» Sign up for e-mail alerts that will trigger a notice to you whenever your balance falls to whatever threshold you desire.
» Link your savings account to your checking account so that money can be transferred for a nominal fee, $10 or so, whenever you are overdrawn.
» Sign up for a personal line of credit so that for an annual fee, roughly $15 to $25, funds can be transferred to your checking account if you overdraw. You also would incur a low double-digit percentage annual interest rate for as long as those borrowed funds are being used.
» Balance your checkbook.
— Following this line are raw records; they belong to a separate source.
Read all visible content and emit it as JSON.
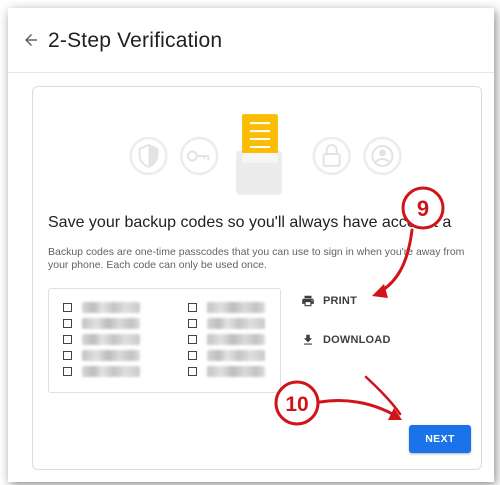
{
  "header": {
    "title": "2-Step Verification"
  },
  "main": {
    "heading": "Save your backup codes so you'll always have account a",
    "description": "Backup codes are one-time passcodes that you can use to sign in when you're away from your phone. Each code can only be used once.",
    "codes_left": [
      "",
      "",
      "",
      "",
      ""
    ],
    "codes_right": [
      "",
      "",
      "",
      "",
      ""
    ],
    "print_label": "PRINT",
    "download_label": "DOWNLOAD",
    "next_label": "NEXT"
  },
  "annotations": {
    "step_9": "9",
    "step_10": "10"
  },
  "colors": {
    "accent": "#1a73e8",
    "note_yellow": "#fbbc04",
    "callout_red": "#d0141a"
  }
}
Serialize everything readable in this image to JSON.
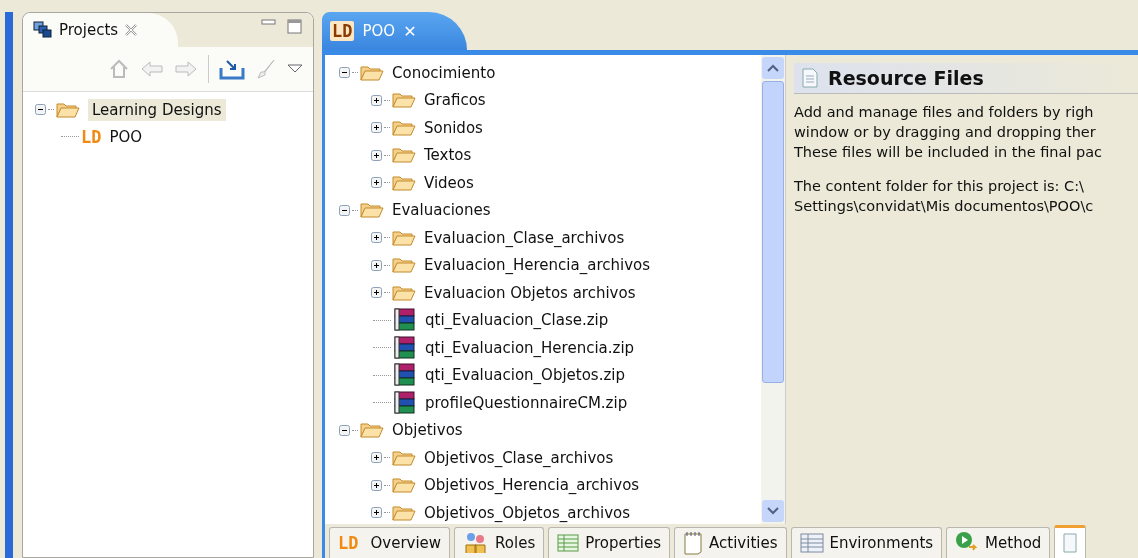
{
  "projects_view": {
    "title": "Projects",
    "tree": [
      {
        "label": "Learning Designs",
        "kind": "folder",
        "expanded": true,
        "selected": true,
        "children": [
          {
            "label": "POO",
            "kind": "ld",
            "badge": "LD",
            "selected": false
          }
        ]
      }
    ]
  },
  "editor": {
    "tab": {
      "badge": "LD",
      "title": "POO",
      "close": "✕"
    },
    "tree": [
      {
        "label": "Conocimiento",
        "kind": "folder",
        "expanded": true,
        "children": [
          {
            "label": "Graficos",
            "kind": "folder",
            "expanded": false
          },
          {
            "label": "Sonidos",
            "kind": "folder",
            "expanded": false
          },
          {
            "label": "Textos",
            "kind": "folder",
            "expanded": false
          },
          {
            "label": "Videos",
            "kind": "folder",
            "expanded": false
          }
        ]
      },
      {
        "label": "Evaluaciones",
        "kind": "folder",
        "expanded": true,
        "children": [
          {
            "label": "Evaluacion_Clase_archivos",
            "kind": "folder",
            "expanded": false
          },
          {
            "label": "Evaluacion_Herencia_archivos",
            "kind": "folder",
            "expanded": false
          },
          {
            "label": "Evaluacion Objetos archivos",
            "kind": "folder",
            "expanded": false
          },
          {
            "label": "qti_Evaluacion_Clase.zip",
            "kind": "zip"
          },
          {
            "label": "qti_Evaluacion_Herencia.zip",
            "kind": "zip"
          },
          {
            "label": "qti_Evaluacion_Objetos.zip",
            "kind": "zip"
          },
          {
            "label": "profileQuestionnaireCM.zip",
            "kind": "zip"
          }
        ]
      },
      {
        "label": "Objetivos",
        "kind": "folder",
        "expanded": true,
        "children": [
          {
            "label": "Objetivos_Clase_archivos",
            "kind": "folder",
            "expanded": false
          },
          {
            "label": "Objetivos_Herencia_archivos",
            "kind": "folder",
            "expanded": false
          },
          {
            "label": "Objetivos_Objetos_archivos",
            "kind": "folder",
            "expanded": false
          }
        ]
      }
    ],
    "section": {
      "title": "Resource Files",
      "paragraphs": [
        [
          "Add and manage files and folders by righ",
          "window or by dragging and dropping ther",
          "These files will be included in the final pac"
        ],
        [
          "The content folder for this project is:  C:\\",
          "Settings\\convidat\\Mis documentos\\POO\\c"
        ]
      ]
    },
    "page_tabs": [
      {
        "label": "Overview",
        "kind": "ld",
        "badge": "LD",
        "selected": false
      },
      {
        "label": "Roles",
        "kind": "roles",
        "selected": false
      },
      {
        "label": "Properties",
        "kind": "properties",
        "selected": false
      },
      {
        "label": "Activities",
        "kind": "activities",
        "selected": false
      },
      {
        "label": "Environments",
        "kind": "environments",
        "selected": false
      },
      {
        "label": "Method",
        "kind": "method",
        "selected": false
      },
      {
        "kind": "resources",
        "selected": true
      }
    ]
  }
}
» Keep an extra "slush fund" in your checking account, say $100, that you never touch. If debit card expenditures go into that $100, replenish it as soon as possible.
» Pay cash for gas if you can, rather than using a debit card. Some gas stations put a hold for a certain amount on your account since the amount you are pumping is unknown when you swipe your card. Later, the remaining amount will be taken out of your account if it exceeds the amount that was held.
» Pay attention to transactions that you have made but that might not be reflected in your account.
» Keep track of what you are spending.
» Remember that once you exceed your available balance, each transaction you make will trigger an overdraft fee. Some banks, though, will waive those fees if you go over by just a minimal amount.
The new rules
» You choose: In the past, some banks automatically enrolled you in their standard overdraft practices for all types of transactions when you opened an account. Under the new rules, your bank must first get your permission to apply its standard overdraft practices to everyday debit card and ATM transactions before you can be charged overdraft fees. To grant this permission, you will need to respond to the notice and opt in (agree).
» Existing accounts: As of Aug. 15, 2010, if you didn’t opt in (agree), your bank’s standard overdraft practices won’t apply to your everyday debit card and ATM transactions. These transactions typically will be declined when you don’t have enough money in your account, but you will not be charged overdraft fees.
» New accounts: As of July 1, 2010, your bank cannot charge you overdraft fees for everyday debit card and ATM transactions unless you opt in. If you opened a new account before July 1, 2010, your bank should have treated you as an existing account holder, and you should have received a notice about your bank’s standard overdraft practices and would have had to decide whether you want them for everyday debit card and ATM transactions.
» Flexibility: Whatever your decision, the new overdraft rules give you flexibility. If you opt in, you can cancel at any time. If you do not opt in, you can do so later.
» Checks and automatic bill payments: The new rules do not cover checks or automatic bill payments that you might have set up for paying bills such as your mortgage, rent or utilities. Your bank might still automatically enroll you in their standard overdraft practices for these types of transactions. If you do not want your bank’s standard overdraft practices in these instances, talk to your bank; you might or might not have the option to cancel.